(Those outside the company may well include consumers, but also regulators.)

The new feature getting announced today, more generally, follows on from some bigger developments for how WhatsApp is already being used by businesses.

Facebook tells us that more than 1 million Facebook Pages already include WhatsApp numbers in their posts each month, which implies that there is already a pipeline between the two companies being used by businesses more informally to connect with customers more directly.

Anecdotally, I’ve heard that in some developing markets, businesses are using their WhatsApp and Facebook pages as their primary points of contact for users, so this would make some sense to expand for Facebook, as the new White and Yellow Pages, respectively.

“Many people already use WhatsApp to communicate with small businesses. It’s a fast, convenient way to stay in touch,” said Pancham Gajjar, product marketing manager, Facebook, in a statement. “By adding a click-to-WhatsApp button to Facebook ads, businesses can now make it even easier for people to learn about their products, set up an appointment or use their service.”

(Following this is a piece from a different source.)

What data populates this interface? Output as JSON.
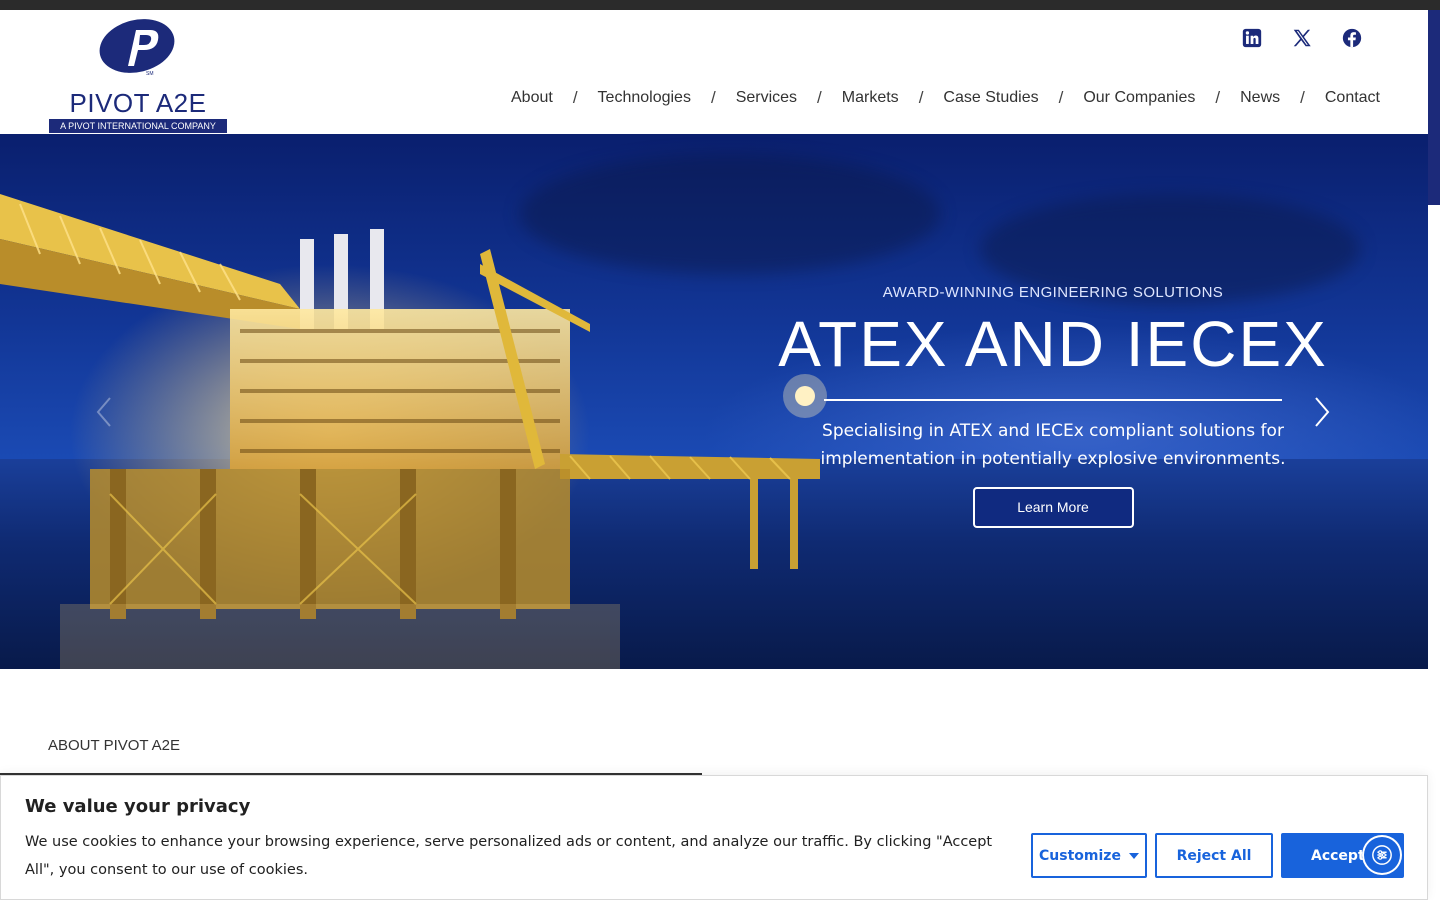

The other trend to note here is that WhatsApp has been working on a way of creating more specific business accounts for some time now. Most recently, it’s posted some more information on its help pages about how business accounts will be verified, confirmed or unconfirmed — although it has yet to roll out any specific products or pricing tiers that speak to these three statuses.

The new button ad-unit is also similar to the click-to-Messenger ads that Facebook previously rolled out.

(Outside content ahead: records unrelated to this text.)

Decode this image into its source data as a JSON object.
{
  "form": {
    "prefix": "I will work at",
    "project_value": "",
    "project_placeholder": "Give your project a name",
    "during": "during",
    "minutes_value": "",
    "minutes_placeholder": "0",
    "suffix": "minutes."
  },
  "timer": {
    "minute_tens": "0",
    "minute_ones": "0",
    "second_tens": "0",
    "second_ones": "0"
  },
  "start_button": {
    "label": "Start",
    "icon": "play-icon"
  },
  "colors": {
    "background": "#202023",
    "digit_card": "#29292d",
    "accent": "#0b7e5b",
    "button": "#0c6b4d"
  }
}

“That format was the first ad product to explicitly link activity on Facebook with activity on Messenger, and it was followed by other ad formats on Messenger itself,” said eMarketer principal analyst Debbie Williamson. “It seems that Facebook is following a similar strategy for WhatsApp, starting with click-to-WhatsApp ads on Facebook, and presumably eventually rolling out ads on WhatsApp itself.” (Which really would be a track back from WhatsApp’s mission statement.)

For now, Facebook does not have plans to add the WhatsApp button integration to regular consumer services, although you can see the potential for putting the links in, say, Pages where users want to offer a contact address, or in the Marketplace next to items that are being sold, or even in job listings.

“We recently started testing different ways for a Facebook Page to point people to their WhatsApp presence from the Page itself,” a spokesperson said, “but don’t have any more details to share on that right now.”

Updated with comment from eMarketer.